About this task -> For every record that follows, write out the text exactly and omit the picture, if one is present.

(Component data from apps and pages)

======

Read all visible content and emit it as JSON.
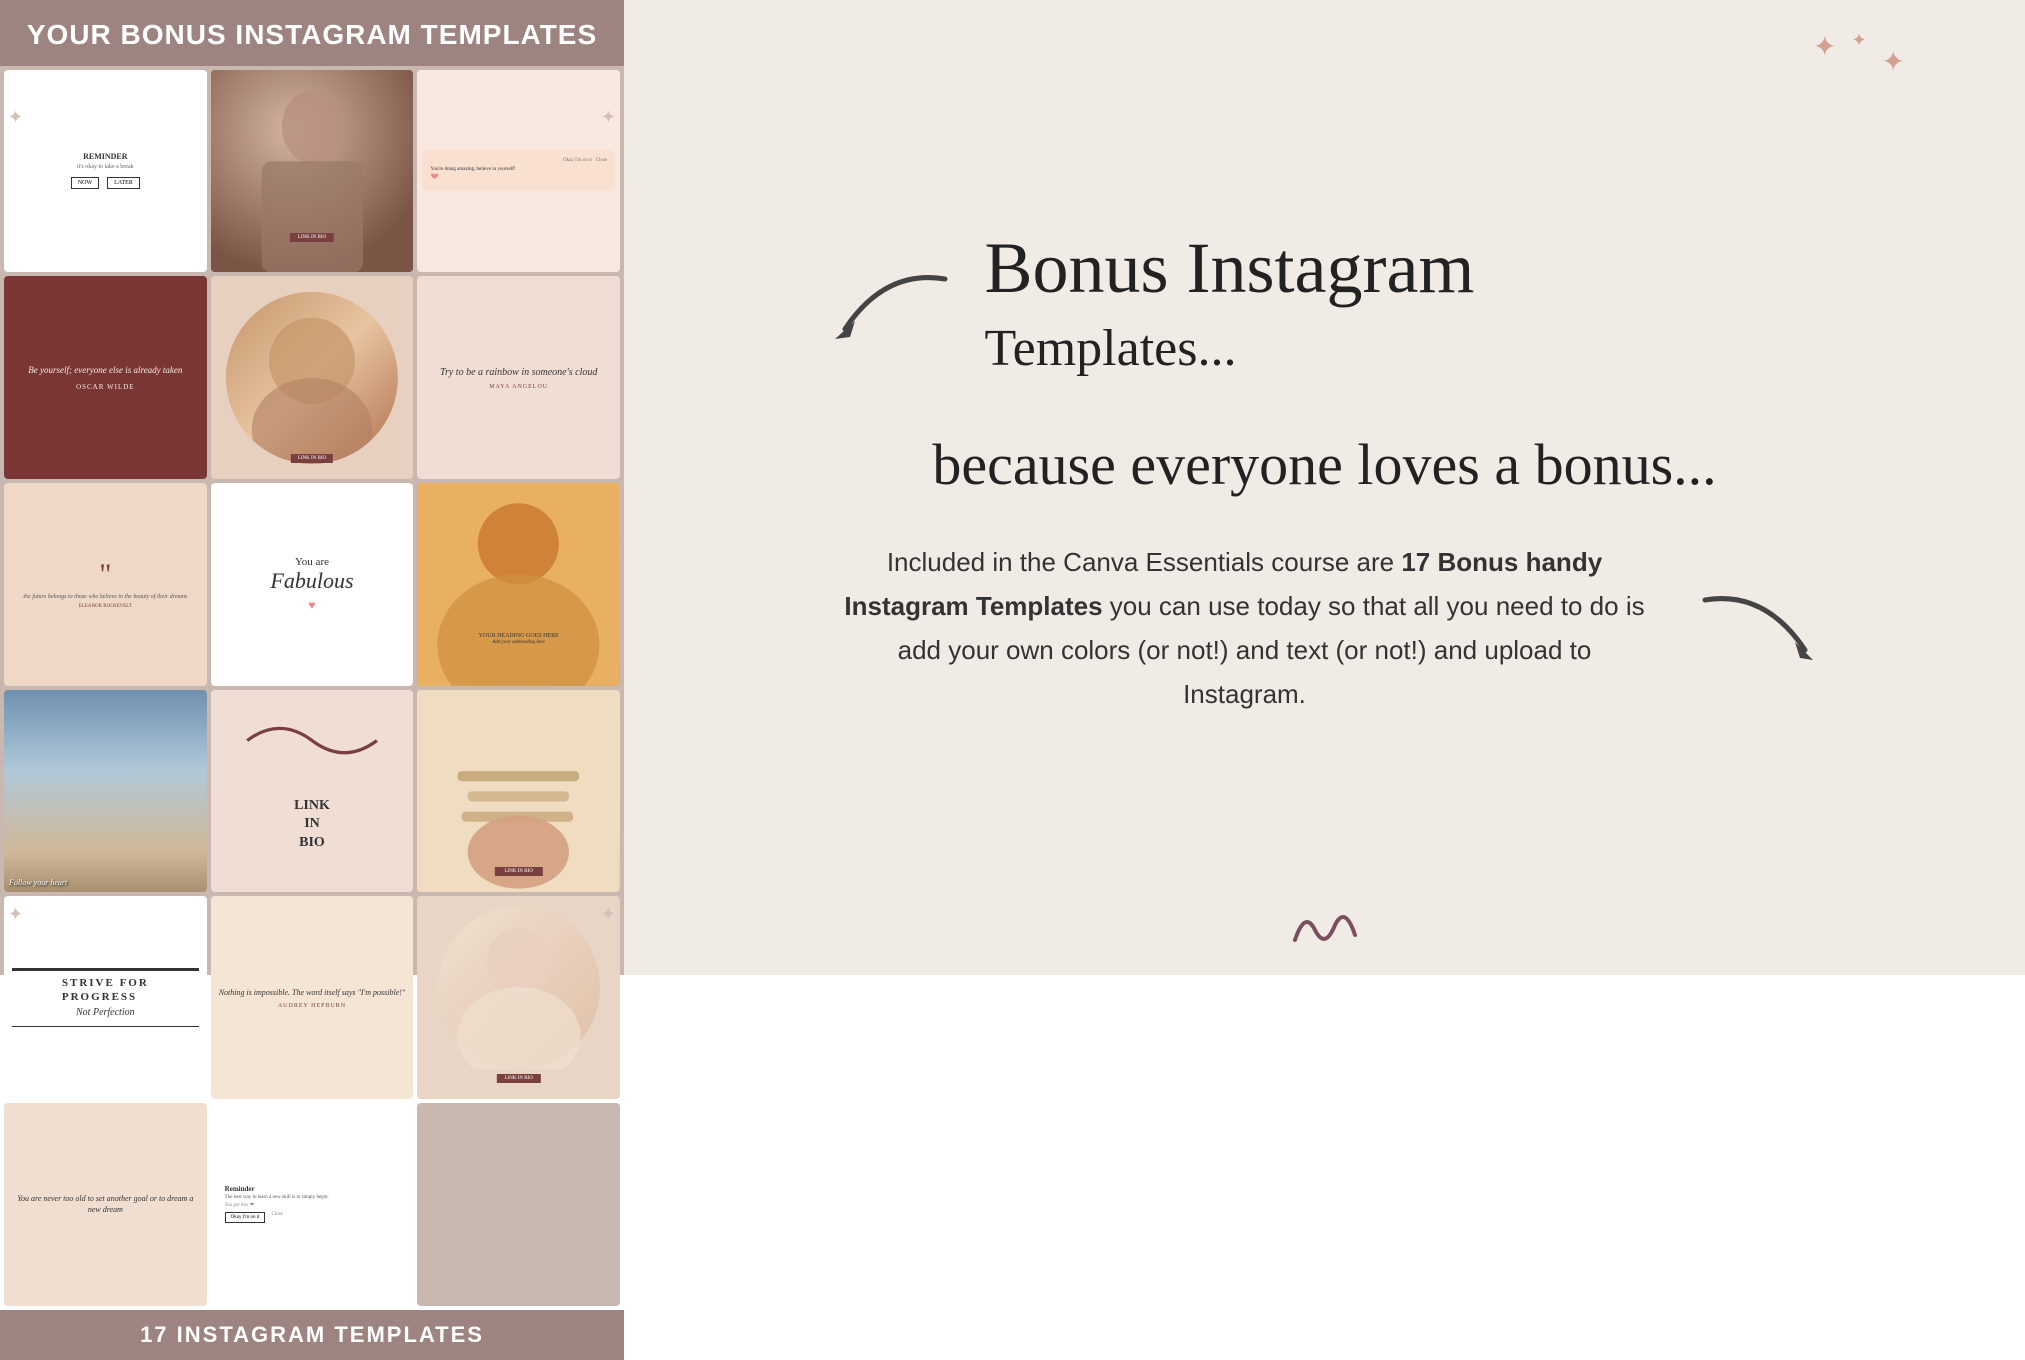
{
  "left": {
    "header": "YOUR BONUS INSTAGRAM TEMPLATES",
    "footer": "17 INSTAGRAM TEMPLATES",
    "cards": [
      {
        "id": "reminder",
        "type": "reminder"
      },
      {
        "id": "photo-woman",
        "type": "photo-woman"
      },
      {
        "id": "okay-close",
        "type": "okay-close"
      },
      {
        "id": "quote-wilde",
        "type": "quote-wilde",
        "quote": "Be yourself; everyone else is already taken",
        "author": "OSCAR WILDE"
      },
      {
        "id": "circle-woman",
        "type": "circle-woman"
      },
      {
        "id": "rainbow",
        "type": "rainbow",
        "text": "Try to be a rainbow in someone's cloud",
        "author": "MAYA ANGELOU"
      },
      {
        "id": "quotemark",
        "type": "quotemark",
        "text": "the future belongs to those who believe in the beauty of their dreams",
        "author": "ELEANOR ROOSEVELT"
      },
      {
        "id": "fabulous",
        "type": "fabulous",
        "top": "You are",
        "main": "Fabulous"
      },
      {
        "id": "woman-yellow",
        "type": "woman-yellow"
      },
      {
        "id": "landscape",
        "type": "landscape",
        "text": "Follow your heart"
      },
      {
        "id": "link-bio",
        "type": "link-bio",
        "text": "LINK\nIN\nBIO"
      },
      {
        "id": "books",
        "type": "books"
      },
      {
        "id": "strive",
        "type": "strive",
        "top": "STRIVE FOR\nPROGRESS",
        "bottom": "Not Perfection"
      },
      {
        "id": "impossible",
        "type": "impossible",
        "text": "Nothing is impossible. The word itself says \"I'm possible!\"",
        "author": "AUDREY HEPBURN"
      },
      {
        "id": "woman-circle",
        "type": "woman-circle"
      },
      {
        "id": "never-old",
        "type": "never-old",
        "text": "You are never too old to set another goal or to dream a new dream"
      },
      {
        "id": "reminder2",
        "type": "reminder2",
        "title": "Reminder",
        "text": "The best way to learn a new skill is to simply begin.",
        "sub": "You got this ❤"
      }
    ]
  },
  "right": {
    "title_line1": "Bonus Instagram",
    "title_line2": "Templates...",
    "bonus_text": "because everyone loves a bonus...",
    "body": "Included in the Canva Essentials course are ",
    "bold_part": "17 Bonus handy Instagram Templates",
    "body2": " you can use today so that all you need to do is add your own colors (or not!) and text (or not!) and upload to Instagram.",
    "vertical_text": "17 instagram templates!",
    "sparkles": [
      "✦",
      "✦",
      "✦"
    ],
    "arrow_label": "↙"
  }
}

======

Solution to the problem ->
Read all visible content and emit it as JSON.
{
  "left": {
    "header": "YOUR BONUS INSTAGRAM TEMPLATES",
    "footer": "17 INSTAGRAM TEMPLATES",
    "cards": [
      {
        "id": "reminder",
        "type": "reminder"
      },
      {
        "id": "photo-woman",
        "type": "photo-woman"
      },
      {
        "id": "okay-close",
        "type": "okay-close"
      },
      {
        "id": "quote-wilde",
        "type": "quote-wilde",
        "quote": "Be yourself; everyone else is already taken",
        "author": "OSCAR WILDE"
      },
      {
        "id": "circle-woman",
        "type": "circle-woman"
      },
      {
        "id": "rainbow",
        "type": "rainbow",
        "text": "Try to be a rainbow in someone's cloud",
        "author": "MAYA ANGELOU"
      },
      {
        "id": "quotemark",
        "type": "quotemark",
        "text": "the future belongs to those who believe in the beauty of their dreams",
        "author": "ELEANOR ROOSEVELT"
      },
      {
        "id": "fabulous",
        "type": "fabulous",
        "top": "You are",
        "main": "Fabulous"
      },
      {
        "id": "woman-yellow",
        "type": "woman-yellow"
      },
      {
        "id": "landscape",
        "type": "landscape",
        "text": "Follow your heart"
      },
      {
        "id": "link-bio",
        "type": "link-bio",
        "text": "LINK\nIN\nBIO"
      },
      {
        "id": "books",
        "type": "books"
      },
      {
        "id": "strive",
        "type": "strive",
        "top": "STRIVE FOR\nPROGRESS",
        "bottom": "Not Perfection"
      },
      {
        "id": "impossible",
        "type": "impossible",
        "text": "Nothing is impossible. The word itself says \"I'm possible!\"",
        "author": "AUDREY HEPBURN"
      },
      {
        "id": "woman-circle",
        "type": "woman-circle"
      },
      {
        "id": "never-old",
        "type": "never-old",
        "text": "You are never too old to set another goal or to dream a new dream"
      },
      {
        "id": "reminder2",
        "type": "reminder2",
        "title": "Reminder",
        "text": "The best way to learn a new skill is to simply begin.",
        "sub": "You got this ❤"
      }
    ]
  },
  "right": {
    "title_line1": "Bonus Instagram",
    "title_line2": "Templates...",
    "bonus_text": "because everyone loves a bonus...",
    "body": "Included in the Canva Essentials course are ",
    "bold_part": "17 Bonus handy Instagram Templates",
    "body2": " you can use today so that all you need to do is add your own colors (or not!) and text (or not!) and upload to Instagram.",
    "vertical_text": "17 instagram templates!",
    "sparkles": [
      "✦",
      "✦",
      "✦"
    ],
    "arrow_label": "↙"
  }
}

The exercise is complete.